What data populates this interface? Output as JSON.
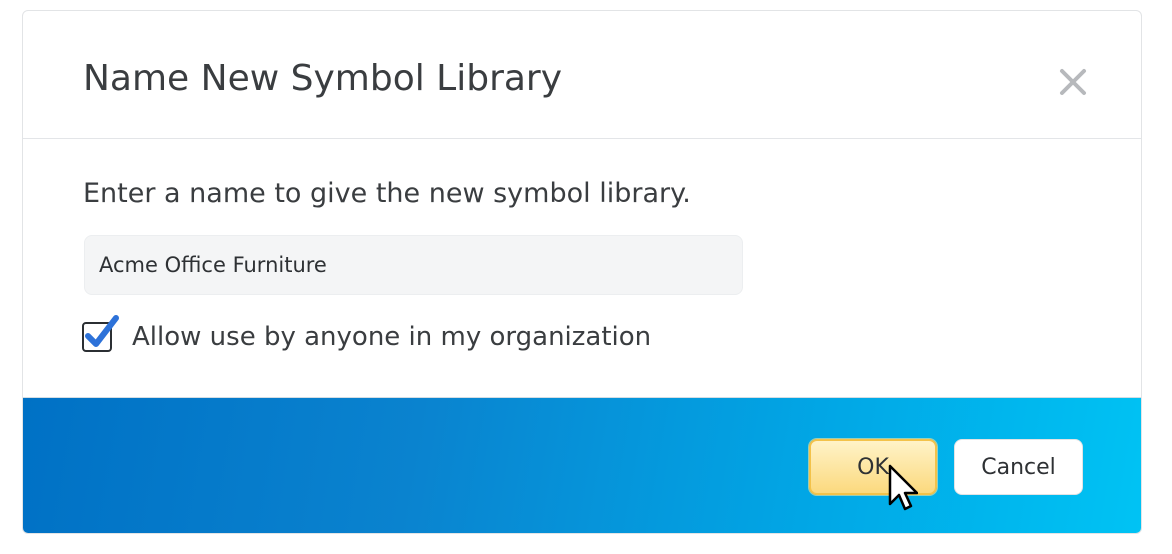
{
  "dialog": {
    "title": "Name New Symbol Library",
    "close_icon": "close-icon",
    "prompt": "Enter a name to give the new symbol library.",
    "name_input": {
      "value": "Acme Office Furniture",
      "placeholder": ""
    },
    "share_checkbox": {
      "checked": true,
      "label": "Allow use by anyone in my organization",
      "check_color": "#2d72d9"
    },
    "buttons": {
      "ok_label": "OK",
      "cancel_label": "Cancel"
    }
  },
  "colors": {
    "footer_gradient_start": "#0071c5",
    "footer_gradient_end": "#00c3f4",
    "ok_button": "#fbd97e",
    "title_text": "#3a3d40"
  },
  "cursor": {
    "icon": "arrow-pointer-icon"
  }
}
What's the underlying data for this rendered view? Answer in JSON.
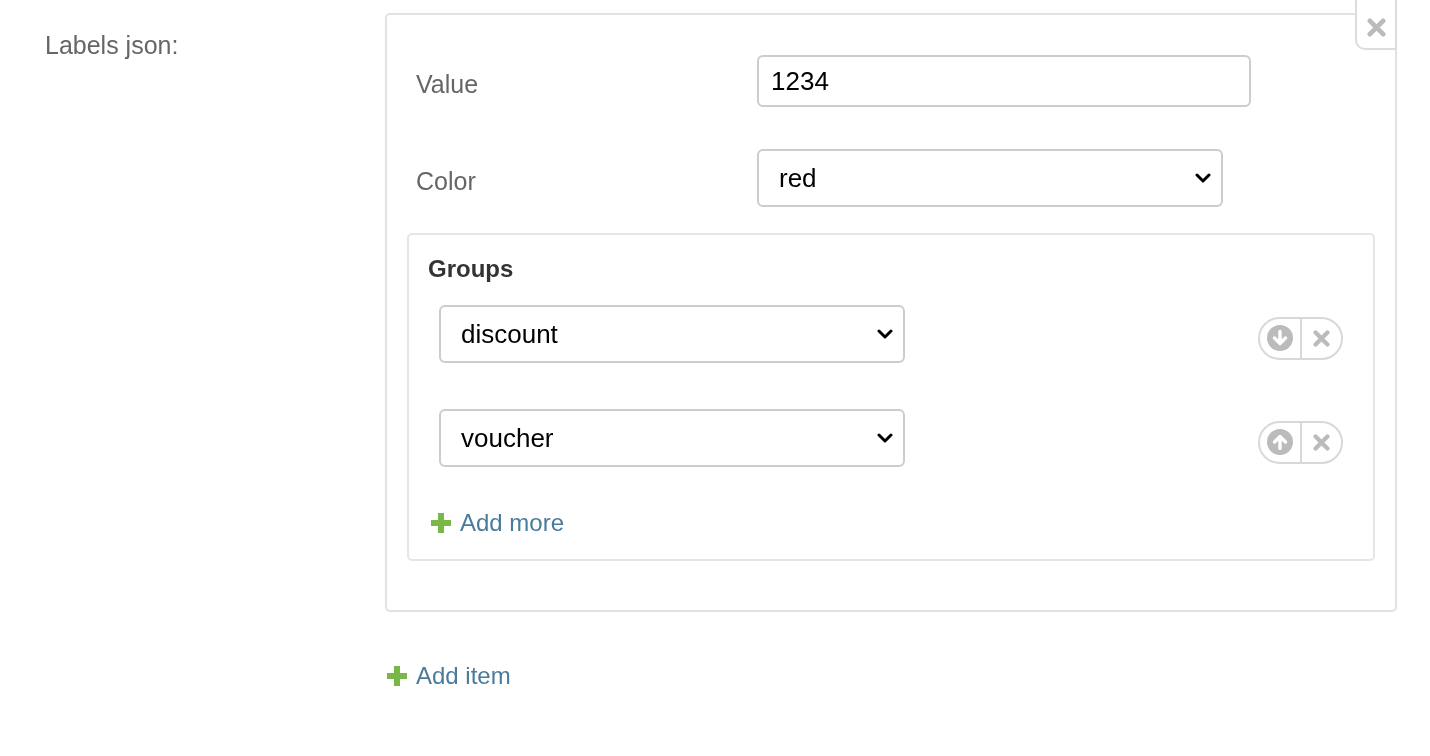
{
  "field": {
    "label": "Labels json:"
  },
  "items": [
    {
      "fields": [
        {
          "kind": "input",
          "label": "Value",
          "value": "1234"
        },
        {
          "kind": "select",
          "label": "Color",
          "value": "red"
        }
      ],
      "groups": {
        "title": "Groups",
        "entries": [
          {
            "value": "discount",
            "kind": "down"
          },
          {
            "value": "voucher",
            "kind": "up"
          }
        ],
        "add_label": "Add more"
      }
    }
  ],
  "add_label": "Add item"
}
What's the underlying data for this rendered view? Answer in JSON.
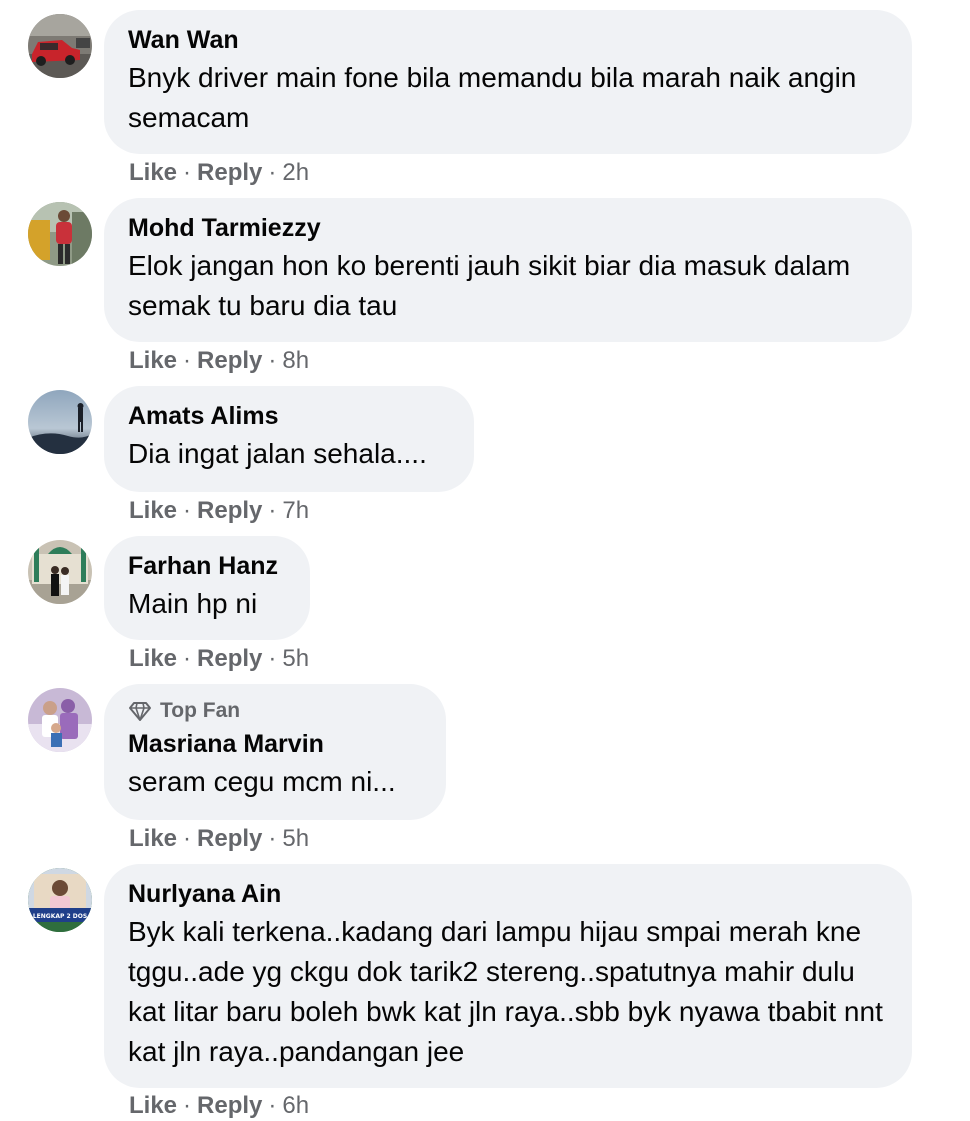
{
  "comments": [
    {
      "author": "Wan Wan",
      "text": "Bnyk driver main fone bila memandu bila marah naik angin semacam",
      "like": "Like",
      "reply": "Reply",
      "time": "2h",
      "avatar": "car-photo"
    },
    {
      "author": "Mohd Tarmiezzy",
      "text": "Elok jangan hon ko berenti jauh sikit biar dia masuk dalam semak tu baru dia tau",
      "like": "Like",
      "reply": "Reply",
      "time": "8h",
      "avatar": "person-photo"
    },
    {
      "author": "Amats Alims",
      "text": "Dia ingat jalan sehala....",
      "like": "Like",
      "reply": "Reply",
      "time": "7h",
      "avatar": "sky-silhouette-photo"
    },
    {
      "author": "Farhan Hanz",
      "text": "Main hp ni",
      "like": "Like",
      "reply": "Reply",
      "time": "5h",
      "avatar": "mosque-photo"
    },
    {
      "badge": "Top Fan",
      "badge_icon": "diamond-icon",
      "author": "Masriana Marvin",
      "text": "seram cegu mcm ni...",
      "like": "Like",
      "reply": "Reply",
      "time": "5h",
      "avatar": "family-photo"
    },
    {
      "author": "Nurlyana Ain",
      "text": "Byk kali terkena..kadang dari lampu hijau smpai merah kne tggu..ade yg ckgu dok tarik2 stereng..spatutnya mahir dulu kat litar baru boleh bwk kat jln raya..sbb byk nyawa tbabit nnt kat jln raya..pandangan jee",
      "like": "Like",
      "reply": "Reply",
      "time": "6h",
      "avatar": "vaccine-frame-photo",
      "avatar_text_1": "LENGKAP 2 DOS"
    }
  ],
  "colors": {
    "bubble": "#f0f2f5",
    "secondary_text": "#65676b",
    "primary_text": "#050505"
  }
}
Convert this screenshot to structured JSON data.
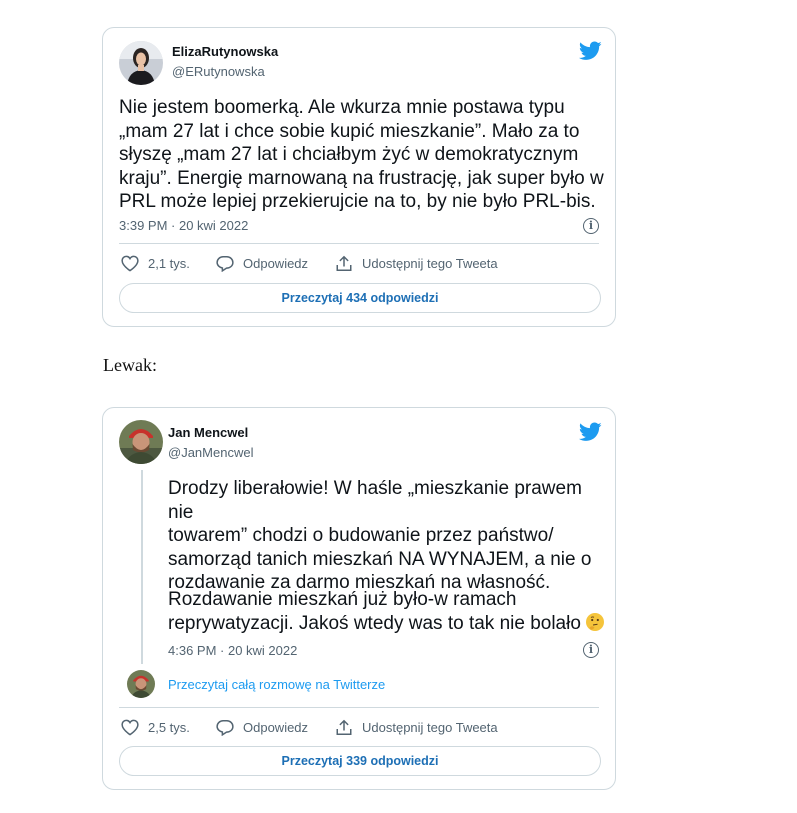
{
  "tweet1": {
    "display_name": "ElizaRutynowska",
    "handle": "@ERutynowska",
    "text": "Nie jestem boomerką. Ale wkurza mnie postawa typu\n„mam 27 lat i chce sobie kupić mieszkanie”. Mało za to\nsłyszę „mam 27 lat i chciałbym żyć w demokratycznym\nkraju”. Energię marnowaną na frustrację, jak super było w\nPRL może lepiej przekierujcie na to, by nie było PRL-bis.",
    "timestamp": "3:39 PM · 20 kwi 2022",
    "likes": "2,1 tys.",
    "reply_label": "Odpowiedz",
    "share_label": "Udostępnij tego Tweeta",
    "read_replies": "Przeczytaj 434 odpowiedzi"
  },
  "between_text": "Lewak:",
  "tweet2": {
    "display_name": "Jan Mencwel",
    "handle": "@JanMencwel",
    "text_p1": "Drodzy liberałowie! W haśle „mieszkanie prawem nie\ntowarem” chodzi o budowanie przez państwo/\nsamorząd tanich mieszkań NA WYNAJEM, a nie o\nrozdawanie za darmo mieszkań na własność.",
    "text_p2_line1": "Rozdawanie mieszkań już było-w ramach",
    "text_p2_line2": "reprywatyzacji. Jakoś wtedy was to tak nie bolało",
    "timestamp": "4:36 PM · 20 kwi 2022",
    "conversation_link": "Przeczytaj całą rozmowę na Twitterze",
    "likes": "2,5 tys.",
    "reply_label": "Odpowiedz",
    "share_label": "Udostępnij tego Tweeta",
    "read_replies": "Przeczytaj 339 odpowiedzi"
  },
  "icons": {
    "brand": "twitter-bird-icon",
    "like": "heart-icon",
    "reply": "speech-bubble-icon",
    "share": "share-arrow-icon",
    "info": "info-icon",
    "emoji": "thinking-face-emoji"
  },
  "colors": {
    "twitter_blue": "#1d9bf0",
    "link_blue": "#1d6fb5",
    "secondary_text": "#536471",
    "border": "#cfd9de"
  }
}
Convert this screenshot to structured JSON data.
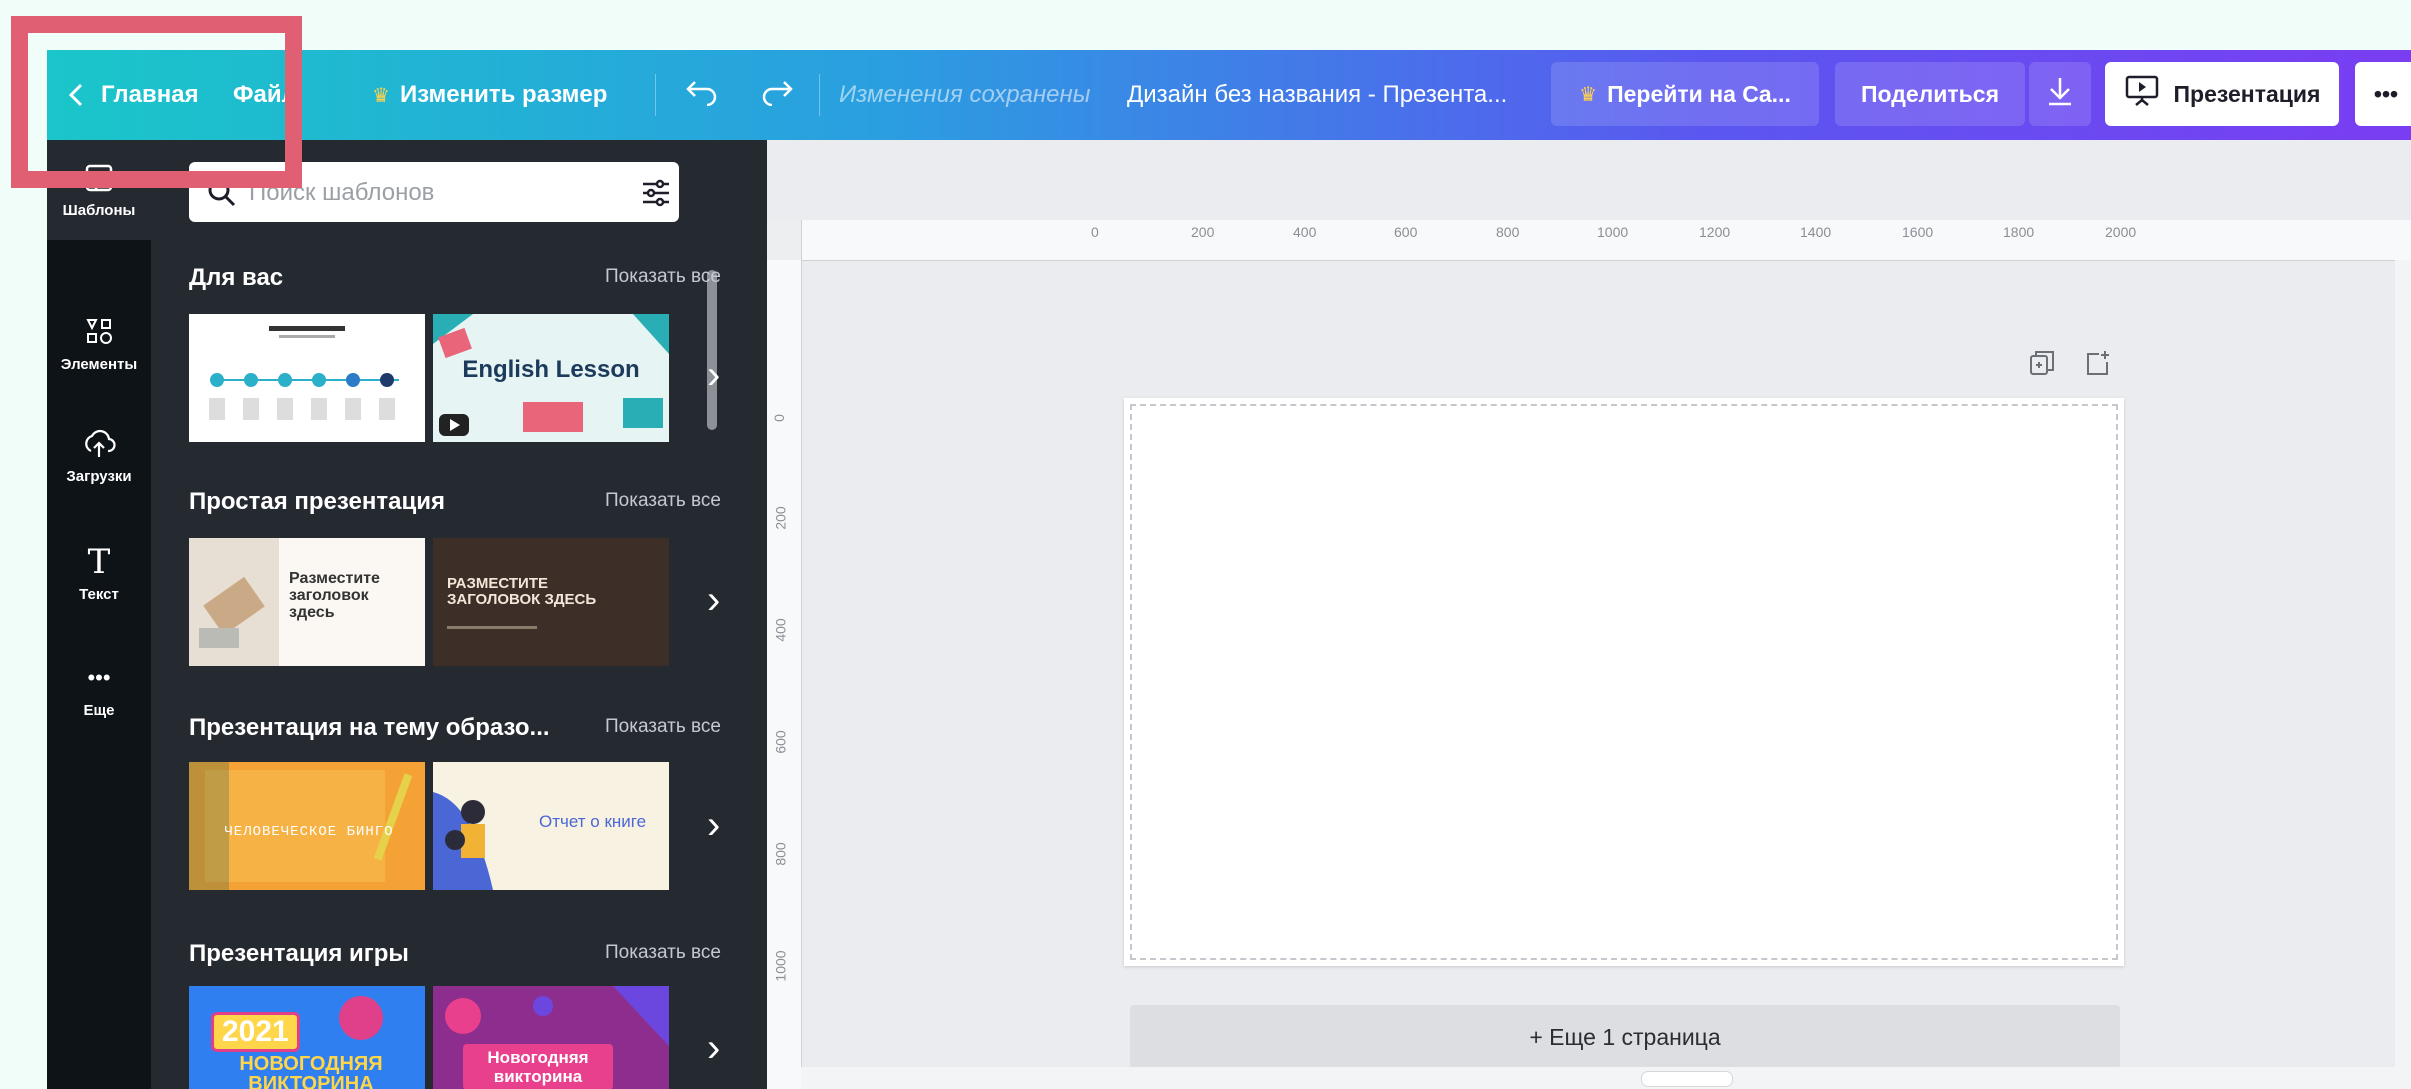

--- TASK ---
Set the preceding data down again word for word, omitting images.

--- EXERCISE SOLUTION ---
What data populates this interface? Output as JSON.
{
  "dialog": {
    "title": "Name New Symbol Library",
    "close_icon": "close-icon",
    "prompt": "Enter a name to give the new symbol library.",
    "name_input": {
      "value": "Acme Office Furniture",
      "placeholder": ""
    },
    "share_checkbox": {
      "checked": true,
      "label": "Allow use by anyone in my organization",
      "check_color": "#2d72d9"
    },
    "buttons": {
      "ok_label": "OK",
      "cancel_label": "Cancel"
    }
  },
  "colors": {
    "footer_gradient_start": "#0071c5",
    "footer_gradient_end": "#00c3f4",
    "ok_button": "#fbd97e",
    "title_text": "#3a3d40"
  },
  "cursor": {
    "icon": "arrow-pointer-icon"
  }
}
What's the underlying data for this rendered view? Answer in JSON.
{
  "field": {
    "label": "Labels json:"
  },
  "items": [
    {
      "fields": [
        {
          "kind": "input",
          "label": "Value",
          "value": "1234"
        },
        {
          "kind": "select",
          "label": "Color",
          "value": "red"
        }
      ],
      "groups": {
        "title": "Groups",
        "entries": [
          {
            "value": "discount",
            "kind": "down"
          },
          {
            "value": "voucher",
            "kind": "up"
          }
        ],
        "add_label": "Add more"
      }
    }
  ],
  "add_label": "Add item"
}
What's the underlying data for this rendered view? Answer in JSON.
{
  "comments": [
    {
      "author": "Wan Wan",
      "text": "Bnyk driver main fone bila memandu bila marah naik angin semacam",
      "like": "Like",
      "reply": "Reply",
      "time": "2h",
      "avatar": "car-photo"
    },
    {
      "author": "Mohd Tarmiezzy",
      "text": "Elok jangan hon ko berenti jauh sikit biar dia masuk dalam semak tu baru dia tau",
      "like": "Like",
      "reply": "Reply",
      "time": "8h",
      "avatar": "person-photo"
    },
    {
      "author": "Amats Alims",
      "text": "Dia ingat jalan sehala....",
      "like": "Like",
      "reply": "Reply",
      "time": "7h",
      "avatar": "sky-silhouette-photo"
    },
    {
      "author": "Farhan Hanz",
      "text": "Main hp ni",
      "like": "Like",
      "reply": "Reply",
      "time": "5h",
      "avatar": "mosque-photo"
    },
    {
      "badge": "Top Fan",
      "badge_icon": "diamond-icon",
      "author": "Masriana Marvin",
      "text": "seram cegu mcm ni...",
      "like": "Like",
      "reply": "Reply",
      "time": "5h",
      "avatar": "family-photo"
    },
    {
      "author": "Nurlyana Ain",
      "text": "Byk kali terkena..kadang dari lampu hijau smpai merah kne tggu..ade yg ckgu dok tarik2 stereng..spatutnya mahir dulu kat litar baru boleh bwk kat jln raya..sbb byk nyawa tbabit nnt kat jln raya..pandangan jee",
      "like": "Like",
      "reply": "Reply",
      "time": "6h",
      "avatar": "vaccine-frame-photo",
      "avatar_text_1": "LENGKAP 2 DOS"
    }
  ],
  "colors": {
    "bubble": "#f0f2f5",
    "secondary_text": "#65676b",
    "primary_text": "#050505"
  }
}
Convert this screenshot to structured JSON data.
{
  "tweet1": {
    "display_name": "ElizaRutynowska",
    "handle": "@ERutynowska",
    "text": "Nie jestem boomerką. Ale wkurza mnie postawa typu\n„mam 27 lat i chce sobie kupić mieszkanie”. Mało za to\nsłyszę „mam 27 lat i chciałbym żyć w demokratycznym\nkraju”. Energię marnowaną na frustrację, jak super było w\nPRL może lepiej przekierujcie na to, by nie było PRL-bis.",
    "timestamp": "3:39 PM · 20 kwi 2022",
    "likes": "2,1 tys.",
    "reply_label": "Odpowiedz",
    "share_label": "Udostępnij tego Tweeta",
    "read_replies": "Przeczytaj 434 odpowiedzi"
  },
  "between_text": "Lewak:",
  "tweet2": {
    "display_name": "Jan Mencwel",
    "handle": "@JanMencwel",
    "text_p1": "Drodzy liberałowie! W haśle „mieszkanie prawem nie\ntowarem” chodzi o budowanie przez państwo/\nsamorząd tanich mieszkań NA WYNAJEM, a nie o\nrozdawanie za darmo mieszkań na własność.",
    "text_p2_line1": "Rozdawanie mieszkań już było-w ramach",
    "text_p2_line2": "reprywatyzacji. Jakoś wtedy was to tak nie bolało",
    "timestamp": "4:36 PM · 20 kwi 2022",
    "conversation_link": "Przeczytaj całą rozmowę na Twitterze",
    "likes": "2,5 tys.",
    "reply_label": "Odpowiedz",
    "share_label": "Udostępnij tego Tweeta",
    "read_replies": "Przeczytaj 339 odpowiedzi"
  },
  "icons": {
    "brand": "twitter-bird-icon",
    "like": "heart-icon",
    "reply": "speech-bubble-icon",
    "share": "share-arrow-icon",
    "info": "info-icon",
    "emoji": "thinking-face-emoji"
  },
  "colors": {
    "twitter_blue": "#1d9bf0",
    "link_blue": "#1d6fb5",
    "secondary_text": "#536471",
    "border": "#cfd9de"
  }
}
Convert this screenshot to structured JSON data.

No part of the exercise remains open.